This period was the genesis of the country’s foundation of underdevelopment. Other leaders in this era, like Houphuet Boiny of Ivory Coast, Yakubu Gowon of Nigeria and others, laid solid foundations, particularly in infrastructure.
Through a machinated referendum in 1985, Stevens fielded Joseph Momoh as the sole presidential candidate with an approved 99.85% votes.
Late Momoh’s rule was an apotheosis and a continuation of Stevens’ despicable rule. Civil war erupted, that further pushed the country backwards.
In 1992, Momoh was overthrown by Valentine Strasser, who came to power just 3 days after his 25th birthday, the then youngest head of state in the world.
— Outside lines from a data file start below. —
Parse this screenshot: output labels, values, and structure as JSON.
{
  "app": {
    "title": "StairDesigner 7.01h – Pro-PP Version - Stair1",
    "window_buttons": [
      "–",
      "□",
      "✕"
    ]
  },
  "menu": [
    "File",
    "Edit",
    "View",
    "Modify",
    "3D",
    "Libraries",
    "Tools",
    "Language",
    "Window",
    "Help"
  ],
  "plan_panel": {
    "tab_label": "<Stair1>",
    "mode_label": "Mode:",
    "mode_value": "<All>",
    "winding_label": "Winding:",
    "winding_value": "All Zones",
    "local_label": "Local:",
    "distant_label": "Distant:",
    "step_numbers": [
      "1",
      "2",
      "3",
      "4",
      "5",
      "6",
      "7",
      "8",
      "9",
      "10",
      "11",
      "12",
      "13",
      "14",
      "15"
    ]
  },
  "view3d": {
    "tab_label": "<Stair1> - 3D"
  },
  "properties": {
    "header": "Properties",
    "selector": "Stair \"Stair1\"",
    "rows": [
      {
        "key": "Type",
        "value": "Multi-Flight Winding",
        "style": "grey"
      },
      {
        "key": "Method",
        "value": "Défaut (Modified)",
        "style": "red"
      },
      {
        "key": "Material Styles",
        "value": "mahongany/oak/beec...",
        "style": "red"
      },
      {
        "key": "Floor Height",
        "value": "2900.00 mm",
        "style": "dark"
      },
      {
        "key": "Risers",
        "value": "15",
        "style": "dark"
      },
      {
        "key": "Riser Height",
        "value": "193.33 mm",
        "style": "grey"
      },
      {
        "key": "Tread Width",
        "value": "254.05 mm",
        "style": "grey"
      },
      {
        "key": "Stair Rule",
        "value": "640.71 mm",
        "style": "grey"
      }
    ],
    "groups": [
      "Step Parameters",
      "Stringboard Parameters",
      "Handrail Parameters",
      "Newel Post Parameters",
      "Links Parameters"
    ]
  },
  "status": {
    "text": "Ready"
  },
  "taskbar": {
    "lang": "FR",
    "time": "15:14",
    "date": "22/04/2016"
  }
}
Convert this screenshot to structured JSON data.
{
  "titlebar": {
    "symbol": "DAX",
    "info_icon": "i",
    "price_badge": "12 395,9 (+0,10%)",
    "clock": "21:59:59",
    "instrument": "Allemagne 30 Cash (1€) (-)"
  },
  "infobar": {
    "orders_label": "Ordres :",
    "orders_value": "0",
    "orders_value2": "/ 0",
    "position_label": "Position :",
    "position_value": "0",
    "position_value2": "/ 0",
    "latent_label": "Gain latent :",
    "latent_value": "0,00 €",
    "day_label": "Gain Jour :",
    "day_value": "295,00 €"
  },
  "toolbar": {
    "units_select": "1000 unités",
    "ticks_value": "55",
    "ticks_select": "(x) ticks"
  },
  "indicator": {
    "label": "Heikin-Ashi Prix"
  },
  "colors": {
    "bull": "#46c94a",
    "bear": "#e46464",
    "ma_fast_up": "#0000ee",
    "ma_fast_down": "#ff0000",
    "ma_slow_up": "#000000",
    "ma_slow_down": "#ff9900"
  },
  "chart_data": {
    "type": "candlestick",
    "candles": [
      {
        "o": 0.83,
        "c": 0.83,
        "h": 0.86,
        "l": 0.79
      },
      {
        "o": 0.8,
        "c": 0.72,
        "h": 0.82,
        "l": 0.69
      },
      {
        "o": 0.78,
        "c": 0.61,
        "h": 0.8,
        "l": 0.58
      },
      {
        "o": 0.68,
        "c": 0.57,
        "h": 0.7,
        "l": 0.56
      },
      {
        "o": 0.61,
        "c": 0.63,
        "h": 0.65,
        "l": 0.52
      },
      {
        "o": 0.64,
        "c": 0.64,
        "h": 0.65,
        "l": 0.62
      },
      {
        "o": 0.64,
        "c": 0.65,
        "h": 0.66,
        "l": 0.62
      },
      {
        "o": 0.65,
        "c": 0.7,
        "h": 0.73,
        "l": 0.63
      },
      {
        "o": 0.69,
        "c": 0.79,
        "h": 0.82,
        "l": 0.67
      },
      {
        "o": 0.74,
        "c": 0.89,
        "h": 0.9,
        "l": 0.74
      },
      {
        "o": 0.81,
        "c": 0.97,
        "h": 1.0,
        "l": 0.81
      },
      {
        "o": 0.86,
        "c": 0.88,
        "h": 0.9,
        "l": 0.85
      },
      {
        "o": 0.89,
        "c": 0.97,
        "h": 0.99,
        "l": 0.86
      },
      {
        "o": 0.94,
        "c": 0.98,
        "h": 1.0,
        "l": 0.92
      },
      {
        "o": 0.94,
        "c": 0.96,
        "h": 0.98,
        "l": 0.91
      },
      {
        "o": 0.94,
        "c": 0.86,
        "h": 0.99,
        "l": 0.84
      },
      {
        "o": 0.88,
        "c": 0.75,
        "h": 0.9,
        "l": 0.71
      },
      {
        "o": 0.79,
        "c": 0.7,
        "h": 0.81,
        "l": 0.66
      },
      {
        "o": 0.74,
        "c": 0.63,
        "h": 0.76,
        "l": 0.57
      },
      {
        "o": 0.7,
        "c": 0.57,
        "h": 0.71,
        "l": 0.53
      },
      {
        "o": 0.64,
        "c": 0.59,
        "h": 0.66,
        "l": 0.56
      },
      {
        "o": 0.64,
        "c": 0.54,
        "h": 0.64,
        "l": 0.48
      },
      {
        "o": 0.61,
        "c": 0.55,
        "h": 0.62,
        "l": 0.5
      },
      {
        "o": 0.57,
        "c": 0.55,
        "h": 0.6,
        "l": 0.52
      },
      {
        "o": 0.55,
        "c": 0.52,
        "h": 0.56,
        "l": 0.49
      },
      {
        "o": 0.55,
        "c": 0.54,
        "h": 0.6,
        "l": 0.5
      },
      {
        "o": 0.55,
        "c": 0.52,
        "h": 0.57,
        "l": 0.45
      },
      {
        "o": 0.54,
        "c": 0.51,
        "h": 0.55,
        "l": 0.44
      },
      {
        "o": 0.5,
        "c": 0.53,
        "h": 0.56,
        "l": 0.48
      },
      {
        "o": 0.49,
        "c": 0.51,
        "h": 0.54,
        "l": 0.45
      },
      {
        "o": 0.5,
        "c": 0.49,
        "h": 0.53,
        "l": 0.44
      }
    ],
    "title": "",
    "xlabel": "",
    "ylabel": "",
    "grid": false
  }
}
He ruled from 1992 to 1996 when incumbent President Julius Maada Bio took over in another military coup.
Maada Bio ruled for only three months from 16 January 1996 to 29 March 1996 to prove his determination towards ending military rule in the country and handed power to a democratically elected President Ahmad Tejan Kabbah.
This ended the chequered history of coups in the country.
The lessons learned are so numerous for a country so richly endowed, but underdeveloped. The undesirability of ethnic colouration and tribal sentiments are the most lessons to be learned in the country’s chequered history.
President Bio, first as military head of state in 1996, and now, as civilian president, since 2018, remains the most famous President, a leader of nationalistic instincts and a survivor of major catastrophes.
The journey has been tough, but the imminent future is promising, particularly the twin projects of “Feed Salone” and the Lungi Bridge that will transform the economic landscape of Sierra Leone.